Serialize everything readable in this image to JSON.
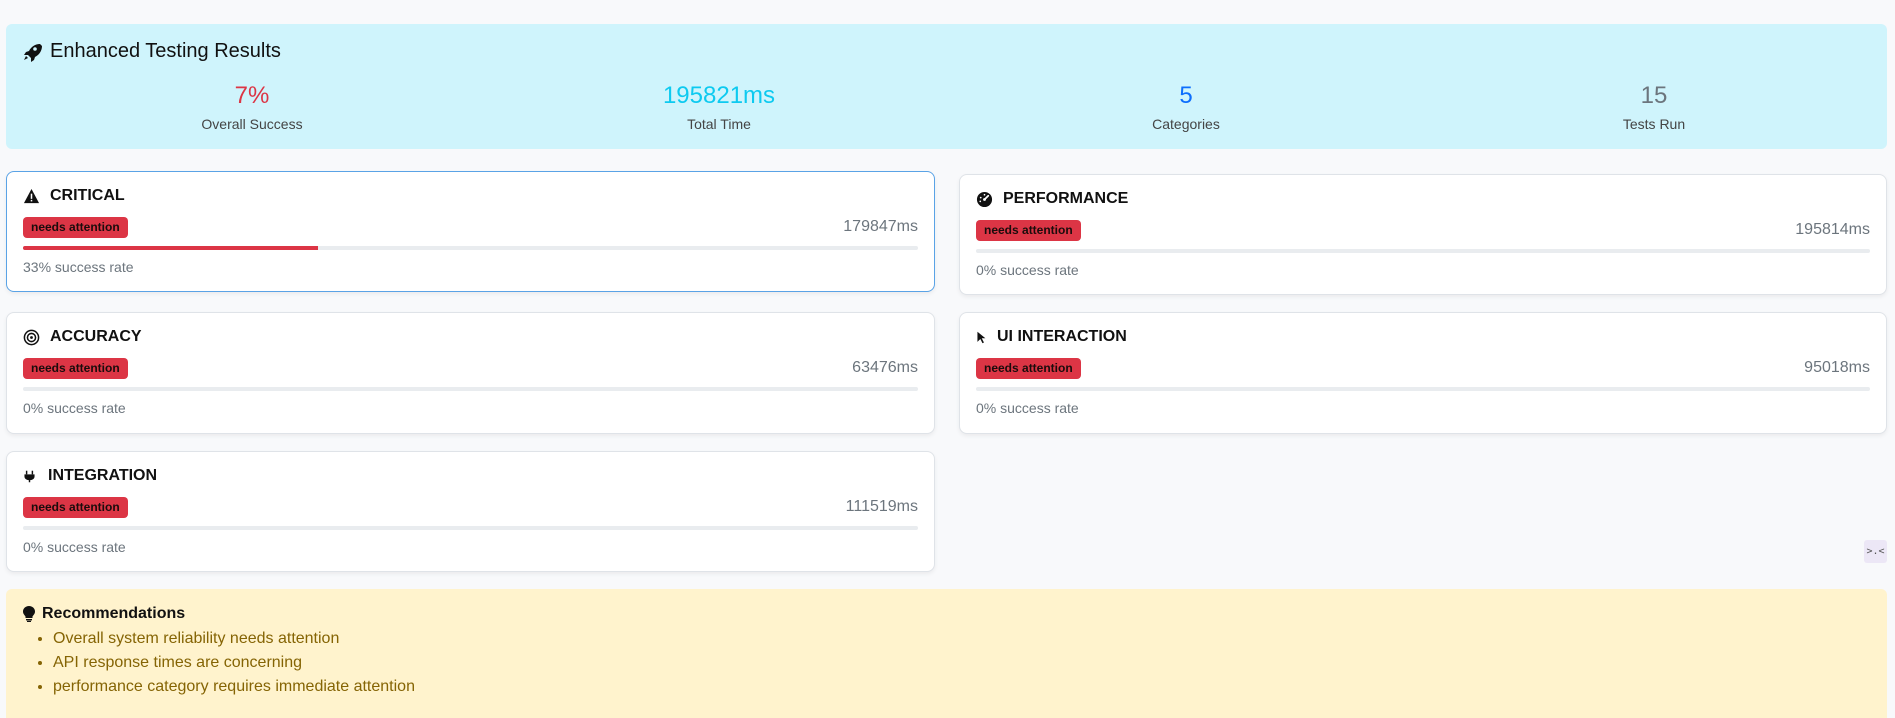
{
  "summary": {
    "title": "Enhanced Testing Results",
    "stats": [
      {
        "value": "7%",
        "label": "Overall Success",
        "color": "#dc3545"
      },
      {
        "value": "195821ms",
        "label": "Total Time",
        "color": "#0dcaf0"
      },
      {
        "value": "5",
        "label": "Categories",
        "color": "#0d6efd"
      },
      {
        "value": "15",
        "label": "Tests Run",
        "color": "#6c757d"
      }
    ]
  },
  "categories": [
    {
      "name": "CRITICAL",
      "icon": "warning-icon",
      "status": "needs attention",
      "duration": "179847ms",
      "success": 33,
      "rate_text": "33% success rate"
    },
    {
      "name": "PERFORMANCE",
      "icon": "speedometer-icon",
      "status": "needs attention",
      "duration": "195814ms",
      "success": 0,
      "rate_text": "0% success rate"
    },
    {
      "name": "ACCURACY",
      "icon": "target-icon",
      "status": "needs attention",
      "duration": "63476ms",
      "success": 0,
      "rate_text": "0% success rate"
    },
    {
      "name": "UI INTERACTION",
      "icon": "cursor-icon",
      "status": "needs attention",
      "duration": "95018ms",
      "success": 0,
      "rate_text": "0% success rate"
    },
    {
      "name": "INTEGRATION",
      "icon": "plug-icon",
      "status": "needs attention",
      "duration": "111519ms",
      "success": 0,
      "rate_text": "0% success rate"
    }
  ],
  "recommendations": {
    "title": "Recommendations",
    "items": [
      "Overall system reliability needs attention",
      "API response times are concerning",
      "performance category requires immediate attention"
    ]
  },
  "toggle_label": ">.<"
}
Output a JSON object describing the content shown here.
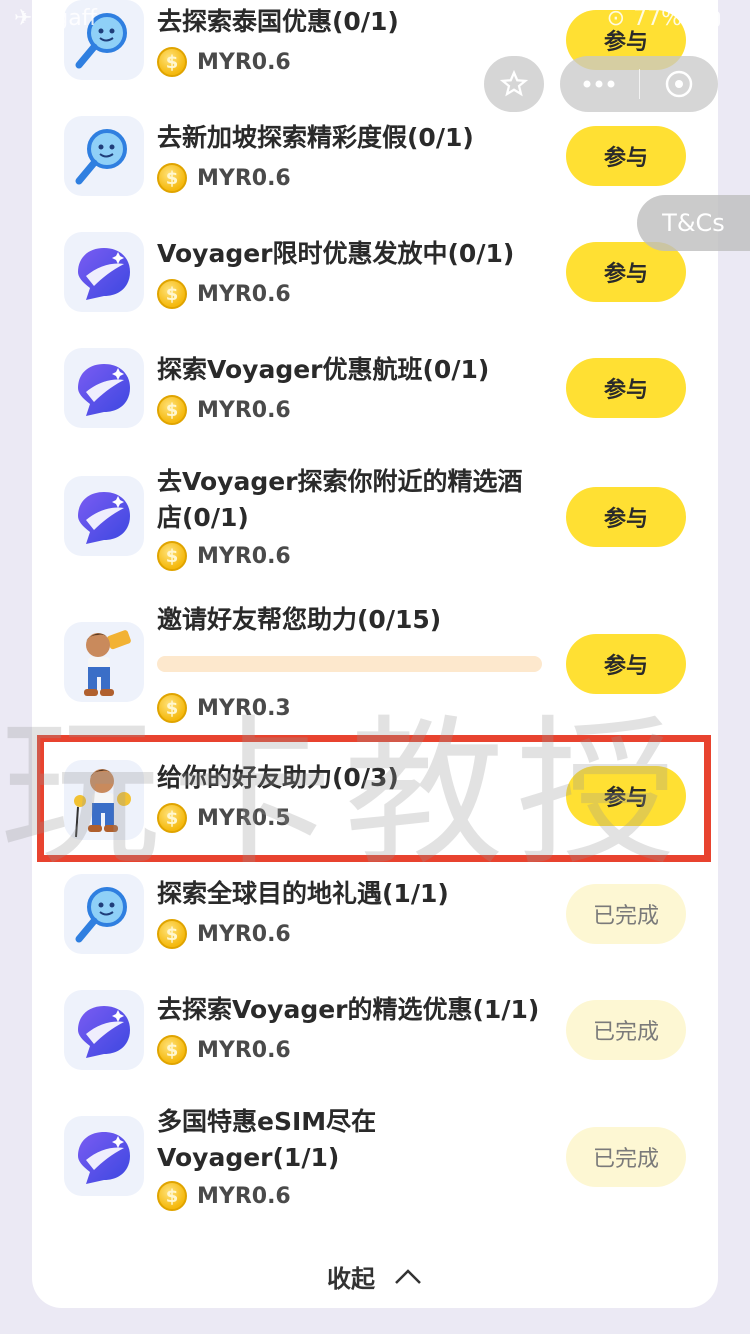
{
  "status_bar": {
    "left_text": "figaff",
    "battery": "77%"
  },
  "header": {
    "tcs_label": "T&Cs"
  },
  "tasks": [
    {
      "title": "去探索泰国优惠(0/1)",
      "reward": "MYR0.6",
      "button": "参与",
      "icon": "search-icon",
      "state": "join"
    },
    {
      "title": "去新加坡探索精彩度假(0/1)",
      "reward": "MYR0.6",
      "button": "参与",
      "icon": "search-icon",
      "state": "join"
    },
    {
      "title": "Voyager限时优惠发放中(0/1)",
      "reward": "MYR0.6",
      "button": "参与",
      "icon": "voyager-logo-icon",
      "state": "join"
    },
    {
      "title": "探索Voyager优惠航班(0/1)",
      "reward": "MYR0.6",
      "button": "参与",
      "icon": "voyager-logo-icon",
      "state": "join"
    },
    {
      "title": "去Voyager探索你附近的精选酒店(0/1)",
      "reward": "MYR0.6",
      "button": "参与",
      "icon": "voyager-logo-icon",
      "state": "join"
    },
    {
      "title": "邀请好友帮您助力(0/15)",
      "reward": "MYR0.3",
      "button": "参与",
      "icon": "megaphone-character-icon",
      "state": "join",
      "progress": 0
    },
    {
      "title": "给你的好友助力(0/3)",
      "reward": "MYR0.5",
      "button": "参与",
      "icon": "cheer-character-icon",
      "state": "join"
    },
    {
      "title": "探索全球目的地礼遇(1/1)",
      "reward": "MYR0.6",
      "button": "已完成",
      "icon": "search-icon",
      "state": "done"
    },
    {
      "title": "去探索Voyager的精选优惠(1/1)",
      "reward": "MYR0.6",
      "button": "已完成",
      "icon": "voyager-logo-icon",
      "state": "done"
    },
    {
      "title": "多国特惠eSIM尽在Voyager(1/1)",
      "reward": "MYR0.6",
      "button": "已完成",
      "icon": "voyager-logo-icon",
      "state": "done"
    }
  ],
  "footer": {
    "collapse_label": "收起"
  },
  "watermark": {
    "text": "玩卡教授"
  },
  "colors": {
    "accent": "#ffe033",
    "done_bg": "#fdf7d3",
    "highlight": "#e8432f",
    "coin": "#f5b90e"
  }
}
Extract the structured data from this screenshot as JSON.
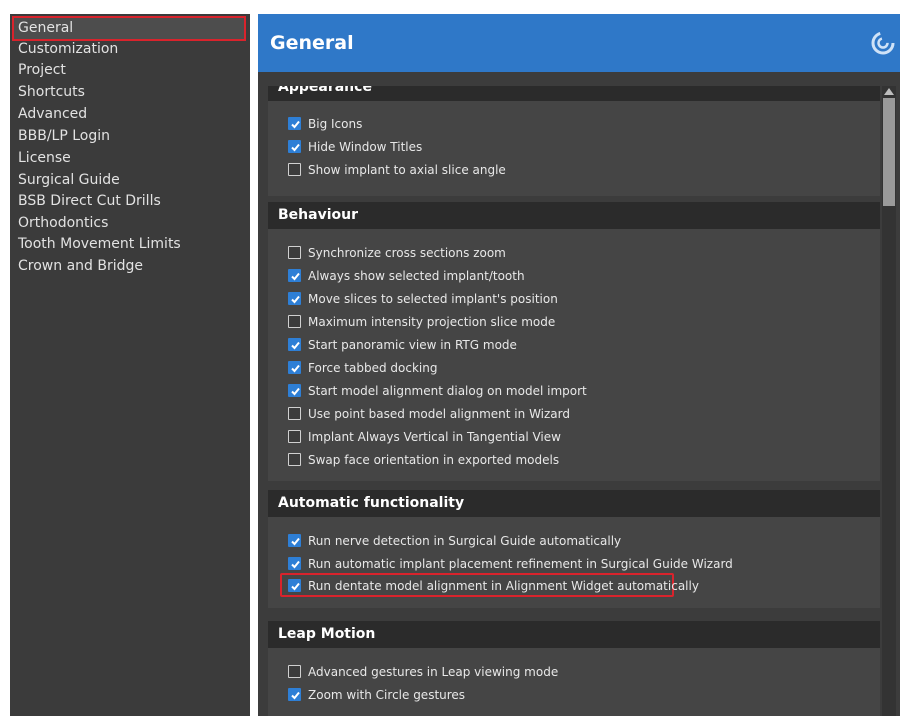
{
  "sidebar": {
    "items": [
      {
        "label": "General",
        "selected": true
      },
      {
        "label": "Customization"
      },
      {
        "label": "Project"
      },
      {
        "label": "Shortcuts"
      },
      {
        "label": "Advanced"
      },
      {
        "label": "BBB/LP Login"
      },
      {
        "label": "License"
      },
      {
        "label": "Surgical Guide"
      },
      {
        "label": "BSB Direct Cut Drills"
      },
      {
        "label": "Orthodontics"
      },
      {
        "label": "Tooth Movement Limits"
      },
      {
        "label": "Crown and Bridge"
      }
    ]
  },
  "header": {
    "title": "General"
  },
  "sections": [
    {
      "title": "Appearance",
      "options": [
        {
          "label": "Big Icons",
          "checked": true
        },
        {
          "label": "Hide Window Titles",
          "checked": true
        },
        {
          "label": "Show implant to axial slice angle",
          "checked": false
        }
      ]
    },
    {
      "title": "Behaviour",
      "options": [
        {
          "label": "Synchronize cross sections zoom",
          "checked": false
        },
        {
          "label": "Always show selected implant/tooth",
          "checked": true
        },
        {
          "label": "Move slices to selected implant's position",
          "checked": true
        },
        {
          "label": "Maximum intensity projection slice mode",
          "checked": false
        },
        {
          "label": "Start panoramic view in RTG mode",
          "checked": true
        },
        {
          "label": "Force tabbed docking",
          "checked": true
        },
        {
          "label": "Start model alignment dialog on model import",
          "checked": true
        },
        {
          "label": "Use point based model alignment in Wizard",
          "checked": false
        },
        {
          "label": "Implant Always Vertical in Tangential View",
          "checked": false
        },
        {
          "label": "Swap face orientation in exported models",
          "checked": false
        }
      ]
    },
    {
      "title": "Automatic functionality",
      "options": [
        {
          "label": "Run nerve detection in Surgical Guide automatically",
          "checked": true
        },
        {
          "label": "Run automatic implant placement refinement in Surgical Guide Wizard",
          "checked": true
        },
        {
          "label": "Run dentate model alignment in Alignment Widget automatically",
          "checked": true,
          "highlighted": true
        }
      ]
    },
    {
      "title": "Leap Motion",
      "options": [
        {
          "label": "Advanced gestures in Leap viewing mode",
          "checked": false
        },
        {
          "label": "Zoom with Circle gestures",
          "checked": true
        }
      ]
    }
  ],
  "colors": {
    "accent": "#2f78c8",
    "highlight_border": "#d9232c",
    "checkbox_on": "#2e7fd6"
  },
  "icons": {
    "logo": "swirl-logo-icon",
    "checkmark": "checkmark-icon"
  }
}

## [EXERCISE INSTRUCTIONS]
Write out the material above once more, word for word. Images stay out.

## [SOLUTION TO THIS TASK]
Serialize everything readable in this image to JSON.
{
  "summary": {
    "title": "Enhanced Testing Results",
    "stats": [
      {
        "value": "7%",
        "label": "Overall Success",
        "color": "#dc3545"
      },
      {
        "value": "195821ms",
        "label": "Total Time",
        "color": "#0dcaf0"
      },
      {
        "value": "5",
        "label": "Categories",
        "color": "#0d6efd"
      },
      {
        "value": "15",
        "label": "Tests Run",
        "color": "#6c757d"
      }
    ]
  },
  "categories": [
    {
      "name": "CRITICAL",
      "icon": "warning-icon",
      "status": "needs attention",
      "duration": "179847ms",
      "success": 33,
      "rate_text": "33% success rate"
    },
    {
      "name": "PERFORMANCE",
      "icon": "speedometer-icon",
      "status": "needs attention",
      "duration": "195814ms",
      "success": 0,
      "rate_text": "0% success rate"
    },
    {
      "name": "ACCURACY",
      "icon": "target-icon",
      "status": "needs attention",
      "duration": "63476ms",
      "success": 0,
      "rate_text": "0% success rate"
    },
    {
      "name": "UI INTERACTION",
      "icon": "cursor-icon",
      "status": "needs attention",
      "duration": "95018ms",
      "success": 0,
      "rate_text": "0% success rate"
    },
    {
      "name": "INTEGRATION",
      "icon": "plug-icon",
      "status": "needs attention",
      "duration": "111519ms",
      "success": 0,
      "rate_text": "0% success rate"
    }
  ],
  "recommendations": {
    "title": "Recommendations",
    "items": [
      "Overall system reliability needs attention",
      "API response times are concerning",
      "performance category requires immediate attention"
    ]
  },
  "toggle_label": ">.<"
}
Output a JSON object describing the content shown here.
{
  "status_bar": {
    "left_text": "figaff",
    "battery": "77%"
  },
  "header": {
    "tcs_label": "T&Cs"
  },
  "tasks": [
    {
      "title": "去探索泰国优惠(0/1)",
      "reward": "MYR0.6",
      "button": "参与",
      "icon": "search-icon",
      "state": "join"
    },
    {
      "title": "去新加坡探索精彩度假(0/1)",
      "reward": "MYR0.6",
      "button": "参与",
      "icon": "search-icon",
      "state": "join"
    },
    {
      "title": "Voyager限时优惠发放中(0/1)",
      "reward": "MYR0.6",
      "button": "参与",
      "icon": "voyager-logo-icon",
      "state": "join"
    },
    {
      "title": "探索Voyager优惠航班(0/1)",
      "reward": "MYR0.6",
      "button": "参与",
      "icon": "voyager-logo-icon",
      "state": "join"
    },
    {
      "title": "去Voyager探索你附近的精选酒店(0/1)",
      "reward": "MYR0.6",
      "button": "参与",
      "icon": "voyager-logo-icon",
      "state": "join"
    },
    {
      "title": "邀请好友帮您助力(0/15)",
      "reward": "MYR0.3",
      "button": "参与",
      "icon": "megaphone-character-icon",
      "state": "join",
      "progress": 0
    },
    {
      "title": "给你的好友助力(0/3)",
      "reward": "MYR0.5",
      "button": "参与",
      "icon": "cheer-character-icon",
      "state": "join"
    },
    {
      "title": "探索全球目的地礼遇(1/1)",
      "reward": "MYR0.6",
      "button": "已完成",
      "icon": "search-icon",
      "state": "done"
    },
    {
      "title": "去探索Voyager的精选优惠(1/1)",
      "reward": "MYR0.6",
      "button": "已完成",
      "icon": "voyager-logo-icon",
      "state": "done"
    },
    {
      "title": "多国特惠eSIM尽在Voyager(1/1)",
      "reward": "MYR0.6",
      "button": "已完成",
      "icon": "voyager-logo-icon",
      "state": "done"
    }
  ],
  "footer": {
    "collapse_label": "收起"
  },
  "watermark": {
    "text": "玩卡教授"
  },
  "colors": {
    "accent": "#ffe033",
    "done_bg": "#fdf7d3",
    "highlight": "#e8432f",
    "coin": "#f5b90e"
  }
}
Extract the structured data from this screenshot as JSON.
{
  "sidebar": {
    "items": [
      {
        "label": "General",
        "selected": true
      },
      {
        "label": "Customization"
      },
      {
        "label": "Project"
      },
      {
        "label": "Shortcuts"
      },
      {
        "label": "Advanced"
      },
      {
        "label": "BBB/LP Login"
      },
      {
        "label": "License"
      },
      {
        "label": "Surgical Guide"
      },
      {
        "label": "BSB Direct Cut Drills"
      },
      {
        "label": "Orthodontics"
      },
      {
        "label": "Tooth Movement Limits"
      },
      {
        "label": "Crown and Bridge"
      }
    ]
  },
  "header": {
    "title": "General"
  },
  "sections": [
    {
      "title": "Appearance",
      "options": [
        {
          "label": "Big Icons",
          "checked": true
        },
        {
          "label": "Hide Window Titles",
          "checked": true
        },
        {
          "label": "Show implant to axial slice angle",
          "checked": false
        }
      ]
    },
    {
      "title": "Behaviour",
      "options": [
        {
          "label": "Synchronize cross sections zoom",
          "checked": false
        },
        {
          "label": "Always show selected implant/tooth",
          "checked": true
        },
        {
          "label": "Move slices to selected implant's position",
          "checked": true
        },
        {
          "label": "Maximum intensity projection slice mode",
          "checked": false
        },
        {
          "label": "Start panoramic view in RTG mode",
          "checked": true
        },
        {
          "label": "Force tabbed docking",
          "checked": true
        },
        {
          "label": "Start model alignment dialog on model import",
          "checked": true
        },
        {
          "label": "Use point based model alignment in Wizard",
          "checked": false
        },
        {
          "label": "Implant Always Vertical in Tangential View",
          "checked": false
        },
        {
          "label": "Swap face orientation in exported models",
          "checked": false
        }
      ]
    },
    {
      "title": "Automatic functionality",
      "options": [
        {
          "label": "Run nerve detection in Surgical Guide automatically",
          "checked": true
        },
        {
          "label": "Run automatic implant placement refinement in Surgical Guide Wizard",
          "checked": true
        },
        {
          "label": "Run dentate model alignment in Alignment Widget automatically",
          "checked": true,
          "highlighted": true
        }
      ]
    },
    {
      "title": "Leap Motion",
      "options": [
        {
          "label": "Advanced gestures in Leap viewing mode",
          "checked": false
        },
        {
          "label": "Zoom with Circle gestures",
          "checked": true
        }
      ]
    }
  ],
  "colors": {
    "accent": "#2f78c8",
    "highlight_border": "#d9232c",
    "checkbox_on": "#2e7fd6"
  },
  "icons": {
    "logo": "swirl-logo-icon",
    "checkmark": "checkmark-icon"
  }
}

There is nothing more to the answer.